- WHAT YOU WILL DO
Go over the data and keep only the lines that include "cuenta".

Interface dataset entries:
((

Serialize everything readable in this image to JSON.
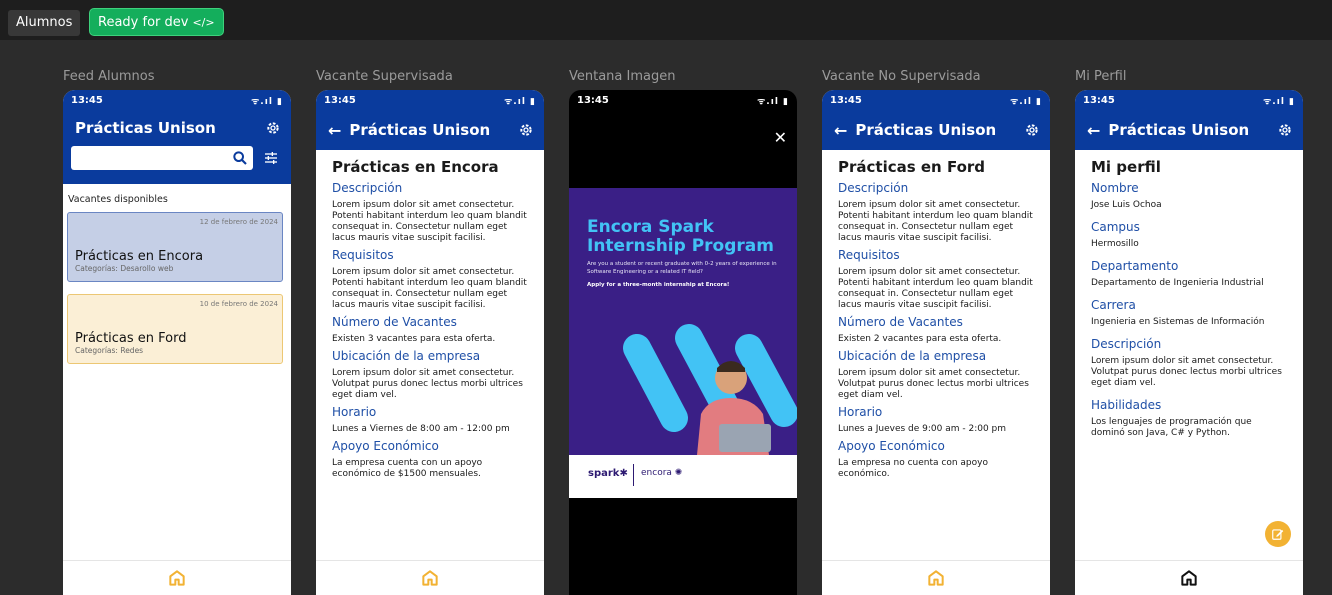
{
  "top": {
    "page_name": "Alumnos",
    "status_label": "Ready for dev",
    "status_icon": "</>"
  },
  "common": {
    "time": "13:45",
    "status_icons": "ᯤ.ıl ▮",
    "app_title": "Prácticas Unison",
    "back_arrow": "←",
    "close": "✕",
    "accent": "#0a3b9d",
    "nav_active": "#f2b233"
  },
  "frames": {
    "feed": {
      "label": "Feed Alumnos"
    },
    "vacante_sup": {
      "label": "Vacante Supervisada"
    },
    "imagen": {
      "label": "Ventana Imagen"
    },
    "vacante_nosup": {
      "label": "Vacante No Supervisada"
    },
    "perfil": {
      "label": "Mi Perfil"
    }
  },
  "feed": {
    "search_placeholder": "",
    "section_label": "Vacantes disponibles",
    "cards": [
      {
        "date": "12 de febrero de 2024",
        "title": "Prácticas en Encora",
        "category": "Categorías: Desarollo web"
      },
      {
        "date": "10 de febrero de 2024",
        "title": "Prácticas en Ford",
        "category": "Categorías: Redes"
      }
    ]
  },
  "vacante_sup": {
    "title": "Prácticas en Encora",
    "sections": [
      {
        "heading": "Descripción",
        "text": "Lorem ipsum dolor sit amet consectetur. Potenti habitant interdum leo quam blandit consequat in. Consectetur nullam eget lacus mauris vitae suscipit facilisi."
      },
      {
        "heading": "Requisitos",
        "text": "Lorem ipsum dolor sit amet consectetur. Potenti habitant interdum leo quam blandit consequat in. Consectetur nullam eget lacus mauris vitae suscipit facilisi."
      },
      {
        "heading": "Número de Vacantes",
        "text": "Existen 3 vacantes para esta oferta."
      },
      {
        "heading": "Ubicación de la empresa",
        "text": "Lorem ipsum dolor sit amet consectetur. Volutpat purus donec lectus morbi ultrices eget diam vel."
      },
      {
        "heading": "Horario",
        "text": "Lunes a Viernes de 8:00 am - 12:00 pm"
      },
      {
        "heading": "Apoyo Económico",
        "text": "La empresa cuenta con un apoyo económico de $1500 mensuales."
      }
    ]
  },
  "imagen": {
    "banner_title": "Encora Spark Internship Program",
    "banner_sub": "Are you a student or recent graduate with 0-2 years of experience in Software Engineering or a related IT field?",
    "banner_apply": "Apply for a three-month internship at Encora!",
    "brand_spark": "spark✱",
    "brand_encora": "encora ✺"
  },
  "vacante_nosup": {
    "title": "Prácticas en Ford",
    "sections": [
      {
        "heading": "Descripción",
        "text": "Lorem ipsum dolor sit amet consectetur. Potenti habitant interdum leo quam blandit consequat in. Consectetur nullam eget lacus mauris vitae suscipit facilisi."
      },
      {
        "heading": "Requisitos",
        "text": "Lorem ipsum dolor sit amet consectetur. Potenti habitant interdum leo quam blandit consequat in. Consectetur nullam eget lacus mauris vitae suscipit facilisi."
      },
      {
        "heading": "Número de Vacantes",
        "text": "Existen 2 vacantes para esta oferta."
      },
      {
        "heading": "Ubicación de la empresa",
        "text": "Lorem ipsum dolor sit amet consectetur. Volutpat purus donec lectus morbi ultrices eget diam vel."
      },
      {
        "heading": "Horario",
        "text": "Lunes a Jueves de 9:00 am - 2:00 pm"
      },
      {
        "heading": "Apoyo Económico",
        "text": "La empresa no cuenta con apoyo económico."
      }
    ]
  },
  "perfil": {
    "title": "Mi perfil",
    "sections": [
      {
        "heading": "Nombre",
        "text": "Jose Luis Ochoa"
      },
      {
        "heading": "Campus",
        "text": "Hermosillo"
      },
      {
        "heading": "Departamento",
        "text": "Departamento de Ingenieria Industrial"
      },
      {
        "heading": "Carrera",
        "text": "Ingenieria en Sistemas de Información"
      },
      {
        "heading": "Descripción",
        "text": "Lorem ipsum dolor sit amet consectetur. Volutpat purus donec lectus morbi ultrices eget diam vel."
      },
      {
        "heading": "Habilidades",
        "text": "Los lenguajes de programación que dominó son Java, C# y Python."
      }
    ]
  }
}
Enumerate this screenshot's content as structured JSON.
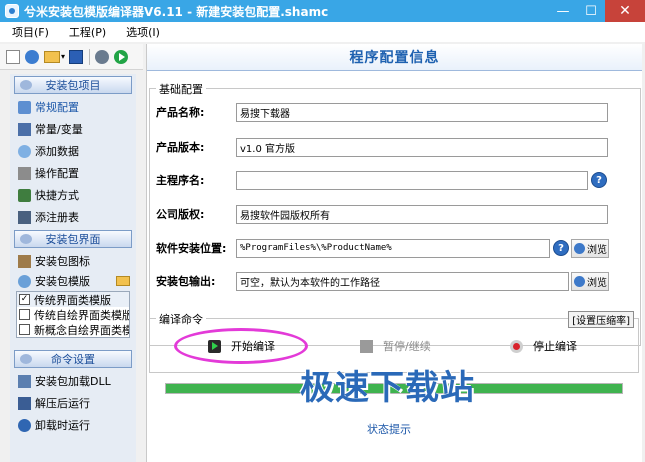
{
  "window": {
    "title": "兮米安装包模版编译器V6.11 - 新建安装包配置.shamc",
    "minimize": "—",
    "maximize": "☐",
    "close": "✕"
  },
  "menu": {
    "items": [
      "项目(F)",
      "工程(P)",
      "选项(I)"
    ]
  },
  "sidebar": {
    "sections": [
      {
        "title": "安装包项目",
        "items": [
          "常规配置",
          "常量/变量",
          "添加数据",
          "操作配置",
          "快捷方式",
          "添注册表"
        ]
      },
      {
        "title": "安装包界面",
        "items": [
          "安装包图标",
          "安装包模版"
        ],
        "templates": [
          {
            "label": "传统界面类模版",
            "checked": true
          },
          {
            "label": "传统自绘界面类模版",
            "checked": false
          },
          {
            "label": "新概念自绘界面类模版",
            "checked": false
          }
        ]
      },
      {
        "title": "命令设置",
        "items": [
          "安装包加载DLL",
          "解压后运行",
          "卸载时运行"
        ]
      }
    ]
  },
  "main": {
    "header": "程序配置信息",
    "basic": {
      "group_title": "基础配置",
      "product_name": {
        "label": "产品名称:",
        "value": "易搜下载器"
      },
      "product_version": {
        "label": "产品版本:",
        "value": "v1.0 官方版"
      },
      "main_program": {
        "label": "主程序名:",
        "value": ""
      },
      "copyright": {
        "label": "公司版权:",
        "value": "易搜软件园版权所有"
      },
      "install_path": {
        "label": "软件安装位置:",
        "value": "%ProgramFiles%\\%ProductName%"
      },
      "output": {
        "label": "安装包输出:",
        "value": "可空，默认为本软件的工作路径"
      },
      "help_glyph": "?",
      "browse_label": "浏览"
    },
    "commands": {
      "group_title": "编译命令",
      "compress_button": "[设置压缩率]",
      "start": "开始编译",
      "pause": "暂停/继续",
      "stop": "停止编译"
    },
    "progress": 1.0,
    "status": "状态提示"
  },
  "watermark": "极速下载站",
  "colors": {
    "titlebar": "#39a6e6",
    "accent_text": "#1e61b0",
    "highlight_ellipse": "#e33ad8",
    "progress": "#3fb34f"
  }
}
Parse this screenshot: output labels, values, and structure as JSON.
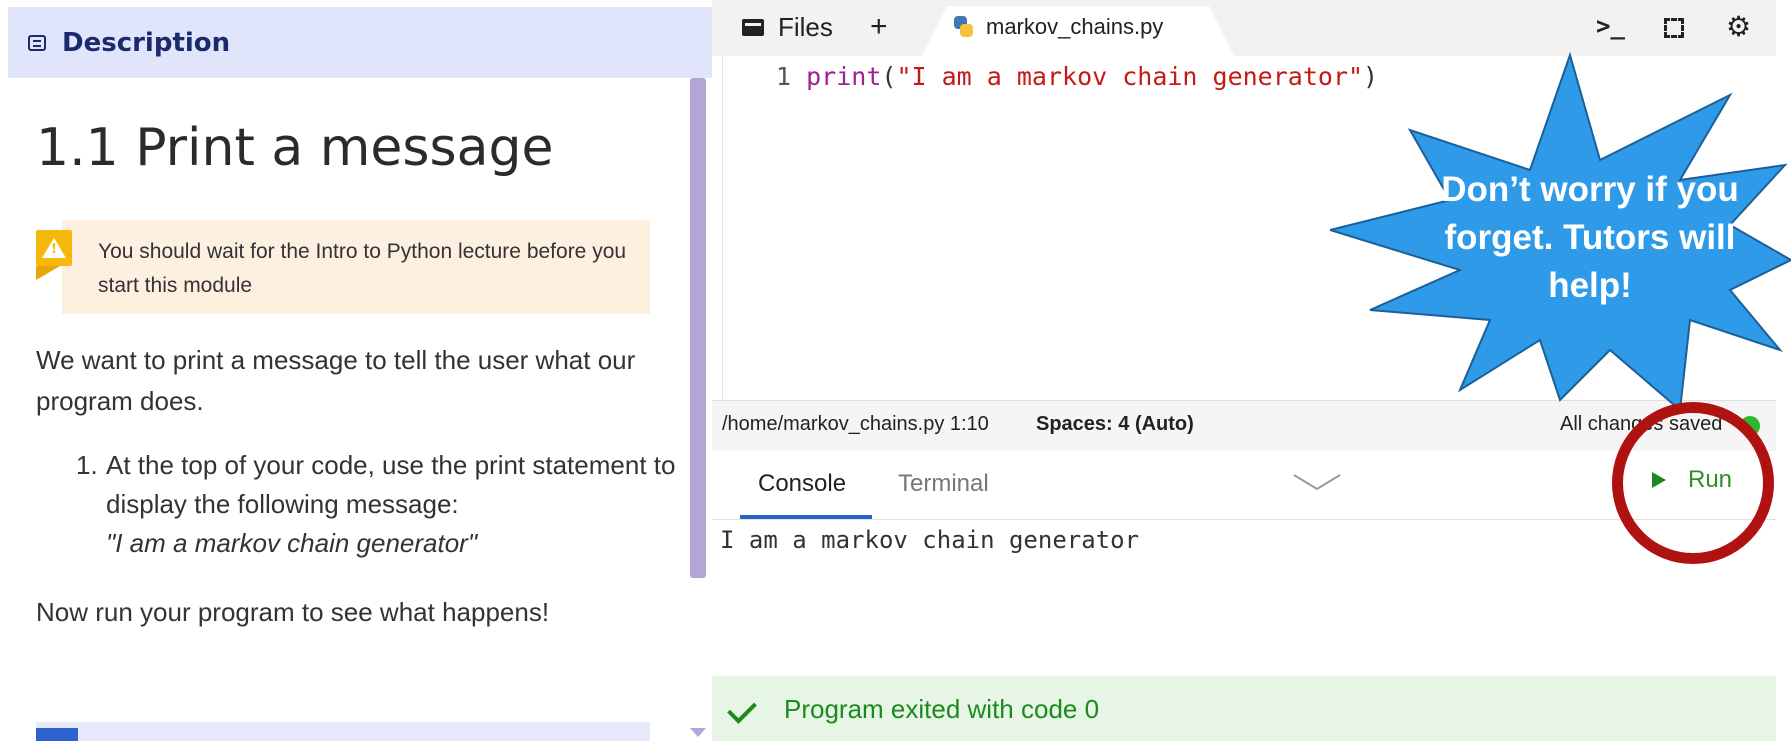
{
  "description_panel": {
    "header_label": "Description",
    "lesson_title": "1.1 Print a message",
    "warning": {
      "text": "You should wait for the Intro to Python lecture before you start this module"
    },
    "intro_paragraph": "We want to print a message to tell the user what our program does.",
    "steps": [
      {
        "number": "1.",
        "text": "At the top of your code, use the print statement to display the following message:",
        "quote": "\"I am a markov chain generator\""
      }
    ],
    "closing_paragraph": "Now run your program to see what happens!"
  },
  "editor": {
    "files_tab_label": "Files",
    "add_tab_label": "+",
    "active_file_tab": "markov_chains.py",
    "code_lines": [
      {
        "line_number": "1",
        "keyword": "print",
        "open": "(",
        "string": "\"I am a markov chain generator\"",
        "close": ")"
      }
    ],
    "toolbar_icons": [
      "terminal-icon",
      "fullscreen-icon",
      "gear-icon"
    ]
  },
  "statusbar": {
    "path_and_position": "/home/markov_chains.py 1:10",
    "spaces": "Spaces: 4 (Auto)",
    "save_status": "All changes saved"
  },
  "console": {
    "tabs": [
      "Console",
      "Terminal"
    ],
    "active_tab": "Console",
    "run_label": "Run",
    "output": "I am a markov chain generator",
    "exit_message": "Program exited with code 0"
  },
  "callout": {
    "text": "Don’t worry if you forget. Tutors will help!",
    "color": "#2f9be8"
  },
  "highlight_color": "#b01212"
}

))

- EXPECTED OUTPUT
        "text": "La empresa cuenta con un apoyo económico de $1500 mensuales."
        "text": "La empresa no cuenta con apoyo económico."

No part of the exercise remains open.